Let's be clear about this: SOME of the people who haven't paid ARE going to prove to be deadbeats. That's inevitable in any industry that serves millions of people, just as shoplifting is a real problem that retailers have to deal with (and as I noted earlier, what was the insurance industry norm for cancelled/unpaid premiums prior to the ACA? Probably fairly low, but how low? 1%? 2%?).
The problem is that the "But how many have PAID???" attack seems to be based on the premise that ALL of the non-payments are deadbeats (or, alternately, that they're ALL due to exchange technical problems).
Here's the thing, though: There's 5 reasons I can think of why the first premium might not be paid yet:
(Reposted with updated numbers and additional info given that NewsBusters has decided to launch a hit piece on me using the "But how many have PAID???" attack point)
I've written about the "But How Many Have PAID???" issue many times before, but going into the final stretch, I wanted to explain my reasoning as clearly as possible.

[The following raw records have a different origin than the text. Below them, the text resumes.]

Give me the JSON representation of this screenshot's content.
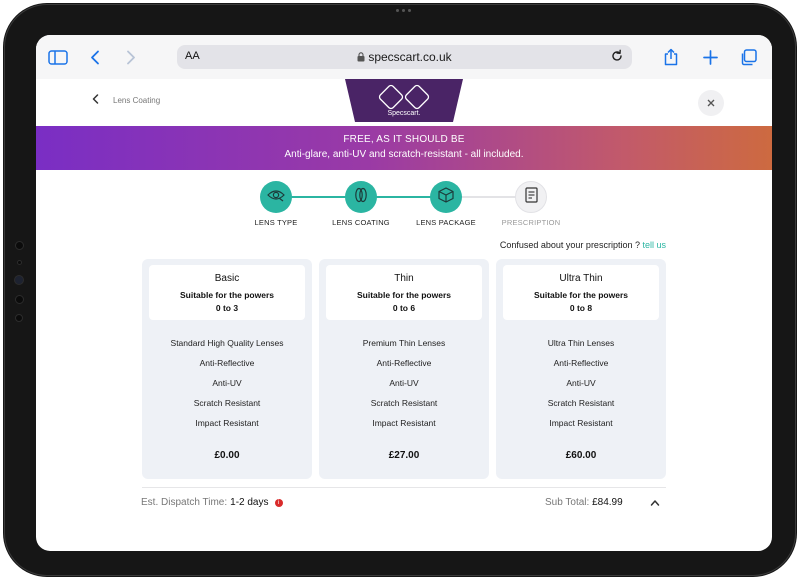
{
  "browser": {
    "text_size_label": "AA",
    "url": "specscart.co.uk"
  },
  "header": {
    "breadcrumb": "Lens Coating",
    "logo_text": "Specscart."
  },
  "promo": {
    "line1": "FREE, AS IT SHOULD BE",
    "line2": "Anti-glare, anti-UV and scratch-resistant - all included."
  },
  "steps": [
    {
      "label": "LENS TYPE",
      "state": "complete",
      "icon": "eye-icon"
    },
    {
      "label": "LENS COATING",
      "state": "complete",
      "icon": "lens-icon"
    },
    {
      "label": "LENS PACKAGE",
      "state": "complete",
      "icon": "box-icon"
    },
    {
      "label": "PRESCRIPTION",
      "state": "pending",
      "icon": "document-icon"
    }
  ],
  "help": {
    "text": "Confused about your prescription ?",
    "link": "tell us"
  },
  "packages": [
    {
      "name": "Basic",
      "suitable": "Suitable for the powers",
      "range": "0 to 3",
      "features": [
        "Standard High Quality Lenses",
        "Anti-Reflective",
        "Anti-UV",
        "Scratch Resistant",
        "Impact Resistant"
      ],
      "price": "£0.00"
    },
    {
      "name": "Thin",
      "suitable": "Suitable for the powers",
      "range": "0 to 6",
      "features": [
        "Premium Thin Lenses",
        "Anti-Reflective",
        "Anti-UV",
        "Scratch Resistant",
        "Impact Resistant"
      ],
      "price": "£27.00"
    },
    {
      "name": "Ultra Thin",
      "suitable": "Suitable for the powers",
      "range": "0 to 8",
      "features": [
        "Ultra Thin Lenses",
        "Anti-Reflective",
        "Anti-UV",
        "Scratch Resistant",
        "Impact Resistant"
      ],
      "price": "£60.00"
    }
  ],
  "footer": {
    "dispatch_label": "Est. Dispatch Time:",
    "dispatch_value": "1-2 days",
    "subtotal_label": "Sub Total:",
    "subtotal_value": "£84.99"
  },
  "colors": {
    "accent": "#2bb5a2",
    "promo_start": "#7a2ec4",
    "promo_end": "#cd6a40",
    "logo_bg": "#4a2466",
    "safari_blue": "#1a73e8"
  }
}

The following chart only includes states which have broken out Paid vs. Unpaid Enrollments. If you only use these 10 states as a guideline, it looks like the paid rate is around 85%:
NOTE: This represents the Paid vs. Unpaid enrollments out of all enrollments reported to the HHS as of the Thru Date listed.
Massachusetts doesn't report unpaid enrollments at all, and Washington lists unpaid enrollments separately in their press releases but does not included them in HHS report data. As a result, both states are actually at 100% paid (in terms of the numbers in the HHS reports, which is what we're talking about here).
OK, this is a tiny number but every data point helps...in an article about the final crunch-time outreach efforts is this bit about the Nevada Health CO-OP's success:
The CO-OP sells plans both on and off of the exchange, but the “vast majority” of consumers who ask about plans are subsidy-eligible and buying on the exchange, Egan said. The CO-OP has actually sold more plans through the exchange than any other insurer: It’s responsible for 37 percent of plans sold, beating out industry titans UnitedHealthcare and Anthem, the state’s two biggest insurers. The CO-OP had sold about 9,500 plans on the exchange and just under 1,000 off of it as of Tuesday.